- Exercise directions
Copy out each line of the data that holds the string "this".

- Data provided

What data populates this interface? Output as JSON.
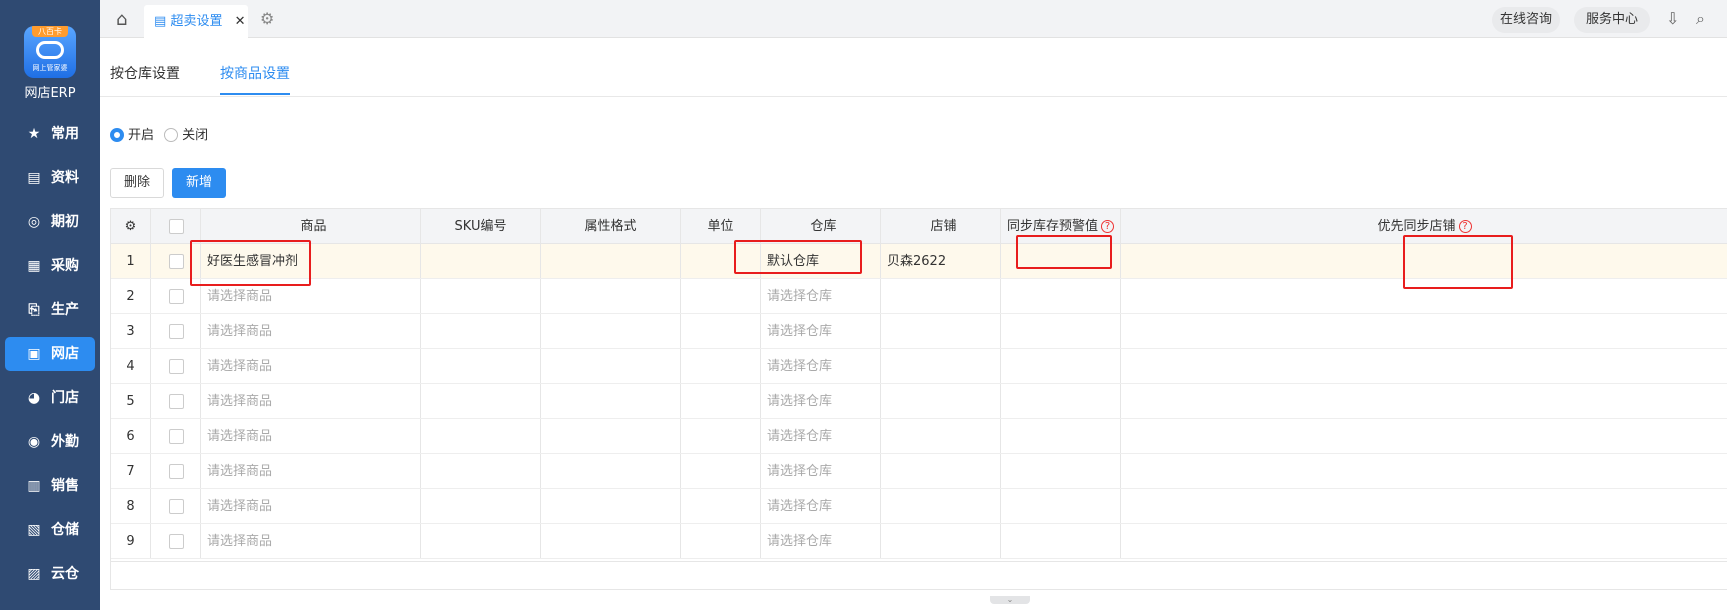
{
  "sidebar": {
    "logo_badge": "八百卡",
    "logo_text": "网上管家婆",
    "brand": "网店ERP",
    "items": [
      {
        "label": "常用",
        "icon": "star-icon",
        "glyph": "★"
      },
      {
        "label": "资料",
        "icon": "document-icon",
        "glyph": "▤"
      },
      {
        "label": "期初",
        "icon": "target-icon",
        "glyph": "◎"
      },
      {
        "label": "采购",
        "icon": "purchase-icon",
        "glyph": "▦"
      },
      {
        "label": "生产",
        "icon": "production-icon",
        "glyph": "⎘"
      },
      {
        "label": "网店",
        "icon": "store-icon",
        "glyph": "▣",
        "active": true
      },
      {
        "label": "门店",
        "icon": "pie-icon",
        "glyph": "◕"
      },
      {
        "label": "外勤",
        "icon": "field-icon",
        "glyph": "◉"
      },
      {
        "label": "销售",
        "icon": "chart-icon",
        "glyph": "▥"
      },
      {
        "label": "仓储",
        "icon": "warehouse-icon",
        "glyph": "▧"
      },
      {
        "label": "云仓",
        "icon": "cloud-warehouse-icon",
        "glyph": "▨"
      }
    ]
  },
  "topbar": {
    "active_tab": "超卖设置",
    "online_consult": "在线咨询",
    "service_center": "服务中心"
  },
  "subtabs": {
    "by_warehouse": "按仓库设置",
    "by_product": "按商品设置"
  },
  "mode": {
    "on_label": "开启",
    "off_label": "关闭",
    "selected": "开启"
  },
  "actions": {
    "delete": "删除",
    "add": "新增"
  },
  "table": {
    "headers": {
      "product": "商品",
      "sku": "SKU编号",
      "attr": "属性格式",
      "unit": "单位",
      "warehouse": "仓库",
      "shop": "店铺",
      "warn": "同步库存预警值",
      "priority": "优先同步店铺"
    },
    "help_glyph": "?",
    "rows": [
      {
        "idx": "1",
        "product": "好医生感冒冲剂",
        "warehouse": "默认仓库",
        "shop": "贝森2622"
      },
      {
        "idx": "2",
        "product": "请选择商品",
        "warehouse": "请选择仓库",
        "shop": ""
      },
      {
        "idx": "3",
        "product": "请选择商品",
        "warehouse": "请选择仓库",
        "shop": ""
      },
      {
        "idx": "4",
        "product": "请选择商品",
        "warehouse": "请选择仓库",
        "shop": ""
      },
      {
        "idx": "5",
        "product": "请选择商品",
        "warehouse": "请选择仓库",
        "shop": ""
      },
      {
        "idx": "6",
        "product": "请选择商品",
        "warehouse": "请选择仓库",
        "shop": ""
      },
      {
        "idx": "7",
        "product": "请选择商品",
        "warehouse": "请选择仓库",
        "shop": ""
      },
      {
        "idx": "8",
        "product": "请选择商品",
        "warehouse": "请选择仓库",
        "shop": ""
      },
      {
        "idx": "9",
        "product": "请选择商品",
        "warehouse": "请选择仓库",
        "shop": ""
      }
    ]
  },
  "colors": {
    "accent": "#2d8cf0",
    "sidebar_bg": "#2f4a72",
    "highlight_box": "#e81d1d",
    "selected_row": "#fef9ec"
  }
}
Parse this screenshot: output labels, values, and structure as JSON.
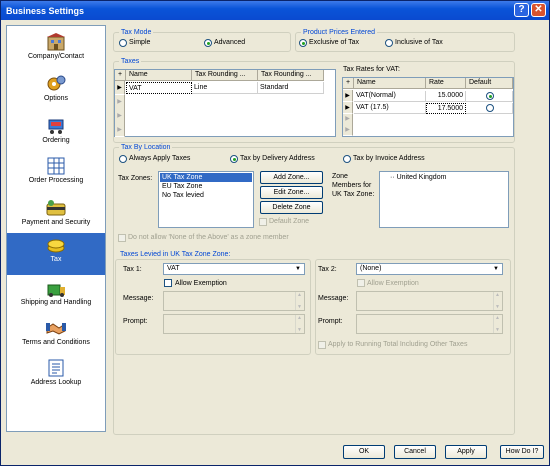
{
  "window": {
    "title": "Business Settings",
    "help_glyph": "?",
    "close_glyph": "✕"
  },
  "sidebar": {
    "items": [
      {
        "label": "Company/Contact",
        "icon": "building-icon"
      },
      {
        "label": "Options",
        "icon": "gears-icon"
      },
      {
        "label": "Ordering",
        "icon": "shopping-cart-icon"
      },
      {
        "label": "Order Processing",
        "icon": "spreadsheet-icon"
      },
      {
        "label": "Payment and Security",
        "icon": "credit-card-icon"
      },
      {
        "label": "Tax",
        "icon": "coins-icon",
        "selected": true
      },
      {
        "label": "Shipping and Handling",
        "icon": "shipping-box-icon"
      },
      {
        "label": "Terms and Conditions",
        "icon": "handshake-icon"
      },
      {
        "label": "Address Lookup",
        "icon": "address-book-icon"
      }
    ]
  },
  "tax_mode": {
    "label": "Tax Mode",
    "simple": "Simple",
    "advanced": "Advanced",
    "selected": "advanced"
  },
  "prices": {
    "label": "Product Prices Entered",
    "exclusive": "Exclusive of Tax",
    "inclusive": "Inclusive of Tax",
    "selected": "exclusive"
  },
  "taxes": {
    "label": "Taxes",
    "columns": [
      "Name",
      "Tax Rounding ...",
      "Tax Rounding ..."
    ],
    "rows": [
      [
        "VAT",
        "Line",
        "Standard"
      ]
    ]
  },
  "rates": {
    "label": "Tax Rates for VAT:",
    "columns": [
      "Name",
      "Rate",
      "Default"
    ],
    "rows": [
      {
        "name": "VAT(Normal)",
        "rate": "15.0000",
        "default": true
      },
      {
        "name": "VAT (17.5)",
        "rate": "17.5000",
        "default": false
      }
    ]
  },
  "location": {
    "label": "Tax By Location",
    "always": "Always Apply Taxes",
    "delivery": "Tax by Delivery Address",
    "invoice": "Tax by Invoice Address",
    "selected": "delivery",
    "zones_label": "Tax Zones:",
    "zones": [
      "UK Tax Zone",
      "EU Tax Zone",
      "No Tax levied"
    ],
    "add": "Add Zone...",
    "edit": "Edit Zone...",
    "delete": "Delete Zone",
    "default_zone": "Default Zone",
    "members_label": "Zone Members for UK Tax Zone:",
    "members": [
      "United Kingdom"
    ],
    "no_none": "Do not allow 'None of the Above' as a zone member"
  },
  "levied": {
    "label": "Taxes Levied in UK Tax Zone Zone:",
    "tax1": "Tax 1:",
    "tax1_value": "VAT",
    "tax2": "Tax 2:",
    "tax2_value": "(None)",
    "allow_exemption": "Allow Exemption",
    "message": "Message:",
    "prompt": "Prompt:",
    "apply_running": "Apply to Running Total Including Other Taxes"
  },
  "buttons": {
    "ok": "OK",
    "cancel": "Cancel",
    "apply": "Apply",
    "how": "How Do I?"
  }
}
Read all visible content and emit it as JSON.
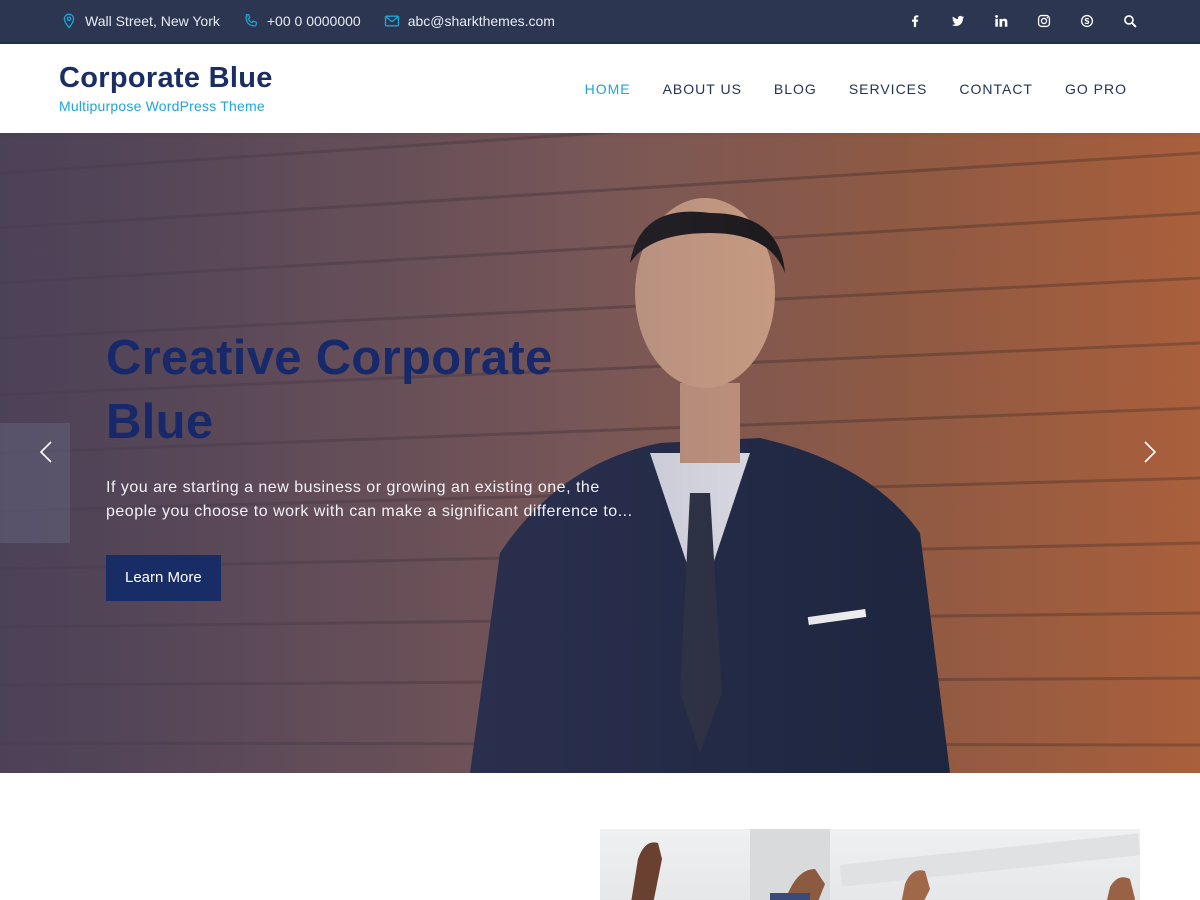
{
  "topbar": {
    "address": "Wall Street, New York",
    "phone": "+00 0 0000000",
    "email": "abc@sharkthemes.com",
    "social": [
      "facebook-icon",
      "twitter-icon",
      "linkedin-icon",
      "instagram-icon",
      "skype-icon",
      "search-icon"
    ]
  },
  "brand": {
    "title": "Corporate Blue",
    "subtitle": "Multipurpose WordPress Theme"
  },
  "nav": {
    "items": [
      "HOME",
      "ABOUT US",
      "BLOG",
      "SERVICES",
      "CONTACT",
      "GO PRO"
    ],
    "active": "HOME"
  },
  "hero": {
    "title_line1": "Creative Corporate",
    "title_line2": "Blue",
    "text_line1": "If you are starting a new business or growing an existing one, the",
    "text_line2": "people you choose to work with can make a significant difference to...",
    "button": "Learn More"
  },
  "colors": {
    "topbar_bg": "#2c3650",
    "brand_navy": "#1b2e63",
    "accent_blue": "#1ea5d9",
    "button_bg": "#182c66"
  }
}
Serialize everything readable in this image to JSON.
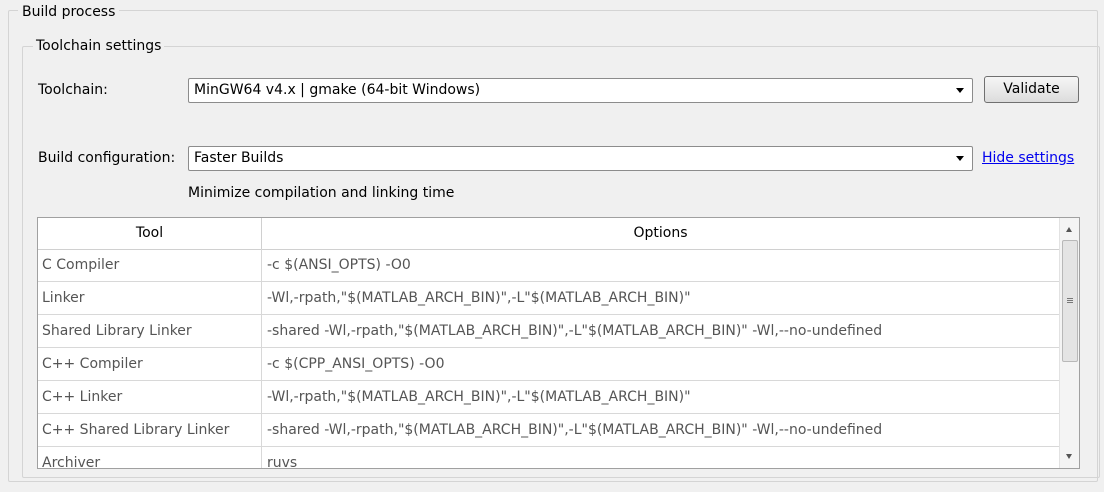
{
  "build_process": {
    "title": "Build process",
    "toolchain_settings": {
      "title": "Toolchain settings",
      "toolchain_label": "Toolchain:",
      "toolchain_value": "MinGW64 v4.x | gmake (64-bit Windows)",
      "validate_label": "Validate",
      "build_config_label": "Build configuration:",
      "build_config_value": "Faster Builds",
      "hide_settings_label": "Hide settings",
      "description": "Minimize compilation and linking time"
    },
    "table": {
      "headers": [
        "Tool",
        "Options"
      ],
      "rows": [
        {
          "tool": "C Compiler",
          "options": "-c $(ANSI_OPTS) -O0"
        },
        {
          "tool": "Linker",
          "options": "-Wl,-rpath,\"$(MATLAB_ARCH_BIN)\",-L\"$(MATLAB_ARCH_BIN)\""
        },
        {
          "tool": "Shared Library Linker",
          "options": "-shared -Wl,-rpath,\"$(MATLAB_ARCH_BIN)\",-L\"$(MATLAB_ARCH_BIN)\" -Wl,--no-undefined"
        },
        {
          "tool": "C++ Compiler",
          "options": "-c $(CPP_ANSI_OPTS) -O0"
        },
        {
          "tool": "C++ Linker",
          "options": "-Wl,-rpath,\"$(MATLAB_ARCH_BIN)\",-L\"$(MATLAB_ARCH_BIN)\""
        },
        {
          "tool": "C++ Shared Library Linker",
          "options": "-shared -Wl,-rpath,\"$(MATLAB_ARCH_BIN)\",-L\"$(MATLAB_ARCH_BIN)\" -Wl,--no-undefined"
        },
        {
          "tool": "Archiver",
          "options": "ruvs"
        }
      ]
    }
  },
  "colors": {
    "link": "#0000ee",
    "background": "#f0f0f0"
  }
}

- Result
What data populates this interface? Output as JSON.
Parse this screenshot: output labels, values, and structure as JSON.
Serialize everything readable in this image to JSON.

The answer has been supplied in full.